*Work instruction:* The result should be an exact copy of the entries below, free of pictures.

===== The input =====

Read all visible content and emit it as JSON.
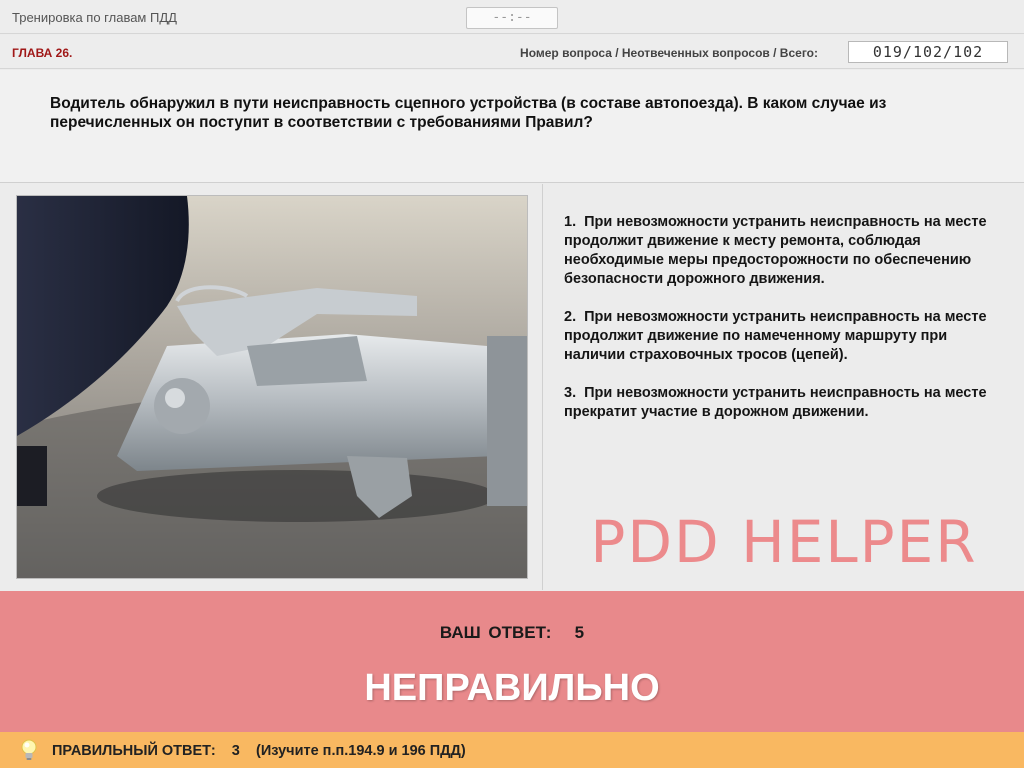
{
  "app": {
    "title": "Тренировка по главам ПДД",
    "timer": "--:--"
  },
  "chapter": {
    "label": "ГЛАВА 26.",
    "counter_label": "Номер вопроса / Неотвеченных вопросов / Всего:",
    "counter_value": "019/102/102"
  },
  "question": {
    "text": "Водитель обнаружил в пути неисправность сцепного устройства (в составе автопоезда). В каком случае из перечисленных он поступит в соответствии с требованиями Правил?",
    "image_alt": "Сцепное устройство (фаркоп) прицепа"
  },
  "answers": [
    {
      "num": "1.",
      "text": "При невозможности устранить неисправность на месте продолжит движение к месту ремонта, соблюдая необходимые меры предосторожности по обеспечению безопасности дорожного движения."
    },
    {
      "num": "2.",
      "text": "При невозможности устранить неисправность на месте продолжит движение по намеченному маршруту при наличии страховочных тросов (цепей)."
    },
    {
      "num": "3.",
      "text": "При невозможности устранить неисправность на месте прекратит участие в дорожном движении."
    }
  ],
  "logo": {
    "text": "PDD HELPER",
    "color": "#ec8a8c"
  },
  "result": {
    "your_answer_label": "ВАШ ОТВЕТ:",
    "your_answer_value": "5",
    "verdict": "НЕПРАВИЛЬНО",
    "background": "#e8898b"
  },
  "correct": {
    "label": "ПРАВИЛЬНЫЙ ОТВЕТ:",
    "value": "3",
    "hint": "(Изучите п.п.194.9 и 196 ПДД)",
    "background": "#f9b861"
  },
  "icons": {
    "hint": "lightbulb-icon"
  }
}
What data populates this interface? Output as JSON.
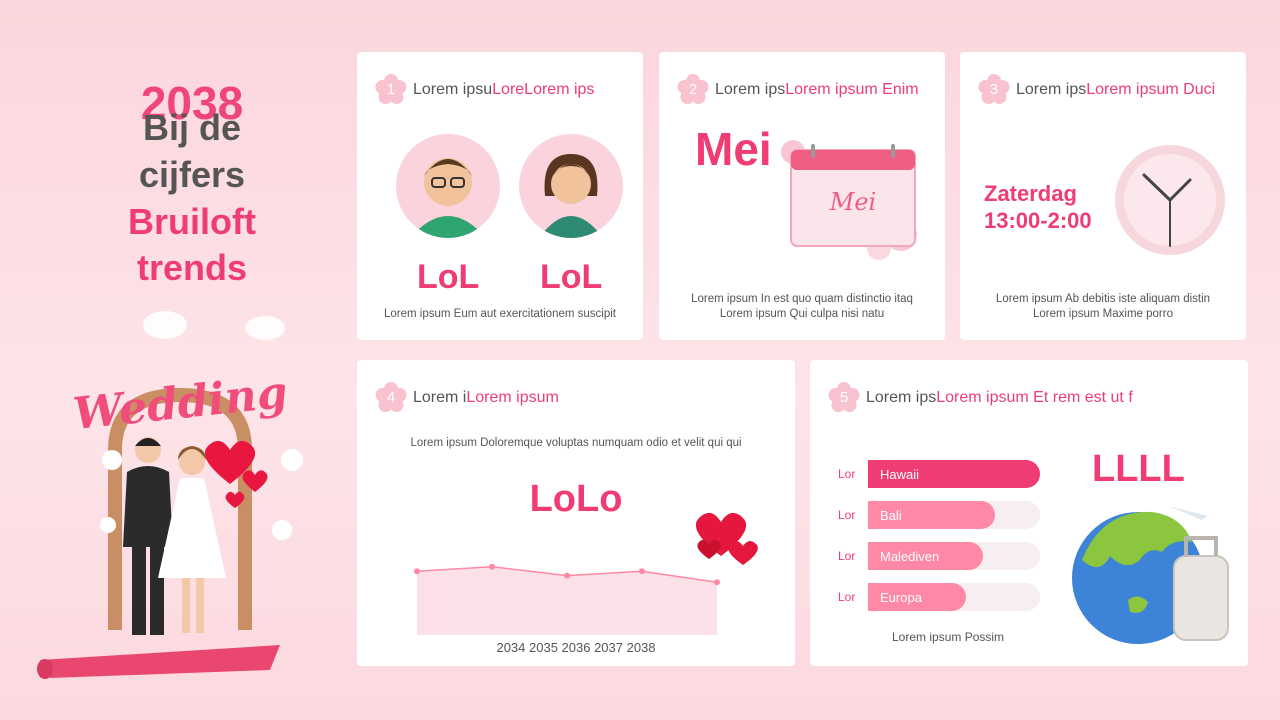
{
  "left": {
    "year": "2038",
    "title_line1": "Bij de",
    "title_line2": "cijfers",
    "title_line3": "Bruiloft",
    "title_line4": "trends",
    "sign_text": "Wedding"
  },
  "card1": {
    "number": "1",
    "head_grey": "Lorem ipsu",
    "head_pink": "LoreLorem ips",
    "person1_value": "LoL",
    "person2_value": "LoL",
    "caption": "Lorem ipsum Eum aut exercitationem suscipit"
  },
  "card2": {
    "number": "2",
    "head_grey": "Lorem ips",
    "head_pink": "Lorem ipsum Enim",
    "big_text": "Mei",
    "calendar_text": "Mei",
    "caption_line1": "Lorem ipsum In est quo quam distinctio itaq",
    "caption_line2": "Lorem ipsum Qui culpa nisi natu"
  },
  "card3": {
    "number": "3",
    "head_grey": "Lorem ips",
    "head_pink": "Lorem ipsum Duci",
    "day": "Zaterdag",
    "time": "13:00-2:00",
    "caption_line1": "Lorem ipsum Ab debitis iste aliquam distin",
    "caption_line2": "Lorem ipsum Maxime porro"
  },
  "card4": {
    "number": "4",
    "head_grey": "Lorem i",
    "head_pink": "Lorem ipsum",
    "description": "Lorem ipsum Doloremque voluptas numquam odio et velit qui qui",
    "big_value": "LoLo",
    "axis_labels": "2034 2035 2036 2037 2038"
  },
  "card5": {
    "number": "5",
    "head_grey": "Lorem ips",
    "head_pink": "Lorem ipsum Et rem est ut f",
    "big_value": "LLLL",
    "footer": "Lorem ipsum Possim",
    "bars": [
      {
        "label": "Lor",
        "name": "Hawaii",
        "value": 1.0
      },
      {
        "label": "Lor",
        "name": "Bali",
        "value": 0.74
      },
      {
        "label": "Lor",
        "name": "Malediven",
        "value": 0.67
      },
      {
        "label": "Lor",
        "name": "Europa",
        "value": 0.57
      }
    ]
  },
  "chart_data": {
    "type": "area",
    "x": [
      "2034",
      "2035",
      "2036",
      "2037",
      "2038"
    ],
    "series": [
      {
        "values": [
          58,
          62,
          54,
          58,
          48
        ]
      }
    ],
    "ylim": [
      0,
      100
    ],
    "grid": false
  },
  "colors": {
    "accent": "#ef3d74",
    "accent_light": "#fe88a6",
    "area_fill": "#fde1e8",
    "badge": "#f9c2cf"
  }
}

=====

*Exercise output:*
Read all visible content and emit it as JSON.
{
  "app": {
    "title": "Тренировка по главам ПДД",
    "timer": "--:--"
  },
  "chapter": {
    "label": "ГЛАВА 26.",
    "counter_label": "Номер вопроса / Неотвеченных вопросов / Всего:",
    "counter_value": "019/102/102"
  },
  "question": {
    "text": "Водитель обнаружил в пути неисправность сцепного устройства (в составе автопоезда). В каком случае из перечисленных он поступит в соответствии с требованиями Правил?",
    "image_alt": "Сцепное устройство (фаркоп) прицепа"
  },
  "answers": [
    {
      "num": "1.",
      "text": "При невозможности устранить неисправность на месте продолжит движение к месту ремонта, соблюдая необходимые меры предосторожности по обеспечению безопасности дорожного движения."
    },
    {
      "num": "2.",
      "text": "При невозможности устранить неисправность на месте продолжит движение по намеченному маршруту при наличии страховочных тросов (цепей)."
    },
    {
      "num": "3.",
      "text": "При невозможности устранить неисправность на месте прекратит участие в дорожном движении."
    }
  ],
  "logo": {
    "text": "PDD HELPER",
    "color": "#ec8a8c"
  },
  "result": {
    "your_answer_label": "ВАШ ОТВЕТ:",
    "your_answer_value": "5",
    "verdict": "НЕПРАВИЛЬНО",
    "background": "#e8898b"
  },
  "correct": {
    "label": "ПРАВИЛЬНЫЙ ОТВЕТ:",
    "value": "3",
    "hint": "(Изучите п.п.194.9 и 196 ПДД)",
    "background": "#f9b861"
  },
  "icons": {
    "hint": "lightbulb-icon"
  }
}
What data populates this interface? Output as JSON.
{
  "left": {
    "year": "2038",
    "title_line1": "Bij de",
    "title_line2": "cijfers",
    "title_line3": "Bruiloft",
    "title_line4": "trends",
    "sign_text": "Wedding"
  },
  "card1": {
    "number": "1",
    "head_grey": "Lorem ipsu",
    "head_pink": "LoreLorem ips",
    "person1_value": "LoL",
    "person2_value": "LoL",
    "caption": "Lorem ipsum Eum aut exercitationem suscipit"
  },
  "card2": {
    "number": "2",
    "head_grey": "Lorem ips",
    "head_pink": "Lorem ipsum Enim",
    "big_text": "Mei",
    "calendar_text": "Mei",
    "caption_line1": "Lorem ipsum In est quo quam distinctio itaq",
    "caption_line2": "Lorem ipsum Qui culpa nisi natu"
  },
  "card3": {
    "number": "3",
    "head_grey": "Lorem ips",
    "head_pink": "Lorem ipsum Duci",
    "day": "Zaterdag",
    "time": "13:00-2:00",
    "caption_line1": "Lorem ipsum Ab debitis iste aliquam distin",
    "caption_line2": "Lorem ipsum Maxime porro"
  },
  "card4": {
    "number": "4",
    "head_grey": "Lorem i",
    "head_pink": "Lorem ipsum",
    "description": "Lorem ipsum Doloremque voluptas numquam odio et velit qui qui",
    "big_value": "LoLo",
    "axis_labels": "2034 2035 2036 2037 2038"
  },
  "card5": {
    "number": "5",
    "head_grey": "Lorem ips",
    "head_pink": "Lorem ipsum Et rem est ut f",
    "big_value": "LLLL",
    "footer": "Lorem ipsum Possim",
    "bars": [
      {
        "label": "Lor",
        "name": "Hawaii",
        "value": 1.0
      },
      {
        "label": "Lor",
        "name": "Bali",
        "value": 0.74
      },
      {
        "label": "Lor",
        "name": "Malediven",
        "value": 0.67
      },
      {
        "label": "Lor",
        "name": "Europa",
        "value": 0.57
      }
    ]
  },
  "chart_data": {
    "type": "area",
    "x": [
      "2034",
      "2035",
      "2036",
      "2037",
      "2038"
    ],
    "series": [
      {
        "values": [
          58,
          62,
          54,
          58,
          48
        ]
      }
    ],
    "ylim": [
      0,
      100
    ],
    "grid": false
  },
  "colors": {
    "accent": "#ef3d74",
    "accent_light": "#fe88a6",
    "area_fill": "#fde1e8",
    "badge": "#f9c2cf"
  }
}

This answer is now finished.